verb (used with object), fea·tured, fea·tur·ing.
verb (used without object), fea·tured, fea·tur·ing.
Origin of feature
Synonyms for feature
Related Words for featuretrait, component, detail, element, item, aspect, factor, article, ingredient, quality, character, innovation, column, story, piece, star, headline, mark, emphasize, advertise
Examples from the Web for feature
Contemporary Examples of feature
Grindr introduced the feature themselves in October the same year and called it ‘tribes.’Grindr’s Trans Dating Problem
January 9, 2015
Jourdan Dunn is the first sole black woman to feature on a British ‘Vogue’ cover in 12 years.One Vogue Cover Doesn’t Solve Fashion’s Big Race Problem
January 2, 2015
Bad weather is a feature of hundreds of flights across the world every day.Did Bad Weather Bring Down AirAsia 8501?
December 29, 2014
The brand logo turned out to feature a graceful archer on horseback, in a Tatar national costume, poised to shoot his arrow.Rebranding The Land of Mongol Warriors & Ivan The Terrible
December 25, 2014
The Interview, their fifth feature together, is undoubtedly their most controversial.James Franco and Seth Rogen Get ‘Naked and Afraid’… And It’s Hilarious
December 8, 2014
Historical Examples of feature

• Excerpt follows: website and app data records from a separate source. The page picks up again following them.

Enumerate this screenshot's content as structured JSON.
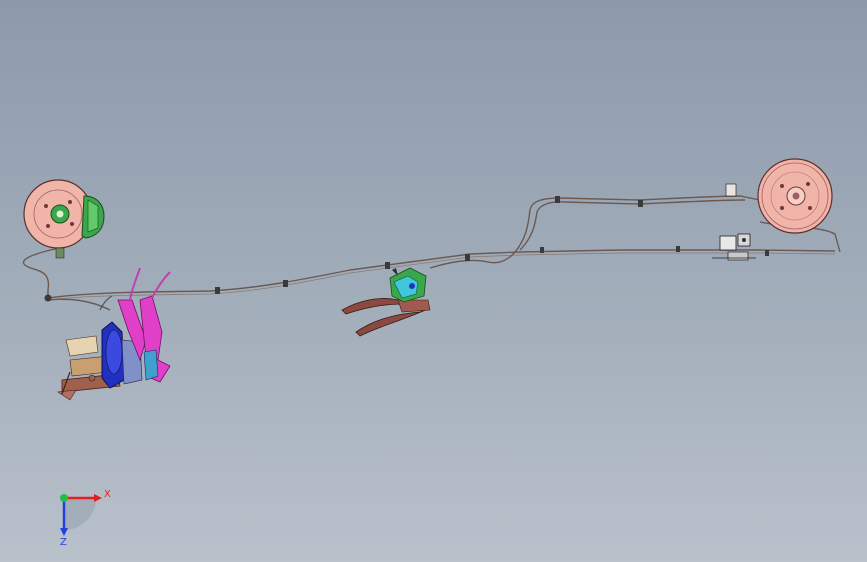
{
  "viewport": {
    "background_top": "#8d9aab",
    "background_bottom": "#b9c1cb"
  },
  "model": {
    "parts": [
      "front-brake-disc",
      "front-brake-caliper",
      "brake-pedal-assembly",
      "handbrake-lever-assembly",
      "brake-line",
      "rear-brake-drum",
      "rear-brake-valve"
    ],
    "colors": {
      "disc": "#f0b4a8",
      "caliper": "#3aa84a",
      "pedal_magenta": "#e040c8",
      "pedal_blue": "#2030c0",
      "bracket_brown": "#a0604c",
      "lever_brown": "#8a4a40",
      "line": "#6a5a52",
      "handle_cyan": "#40c8d8"
    }
  },
  "triad": {
    "x_label": "X",
    "z_label": "Z",
    "x_color": "#e02020",
    "z_color": "#2040e0",
    "origin_color": "#20c040"
  }
}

His red slave's wig is thus made a feature in the characterization.The Dramatic Values in Plautus
Wilton Wallace Blancke
There is one feature of the regulation in question, however, that does pain us.
One feature of the "Monday Evenings" had, in the course of time, to be changed.Ester Ried Yet Speaking
There was not the change of a feature in the face of the woman who listened to the accusation.Within the Law
She had fine eyes and a fine complexion, yet no regularity of feature.Tales And Novels, Volume 4 (of 10)
Word Origin for feature
early 14c., "make, form, fashion," from Anglo-French feture, from Old French faiture "deed, action; fashion, shape, form; countenance," from Latin factura "a formation, a working," from past participle stem of facere "make, do, perform" (see factitious). Sense of "facial characteristic" is mid-14c.; that of "any distinctive part" first recorded 1690s. Entertainment sense is from 1801; in journalism by 1855. Meaning "a feature film" is from 1913.
1755, "to resemble," from feature (n.). The sense of "make special display or attraction of" is 1888; entertainment sense from 1897. Related: Featured; featuring.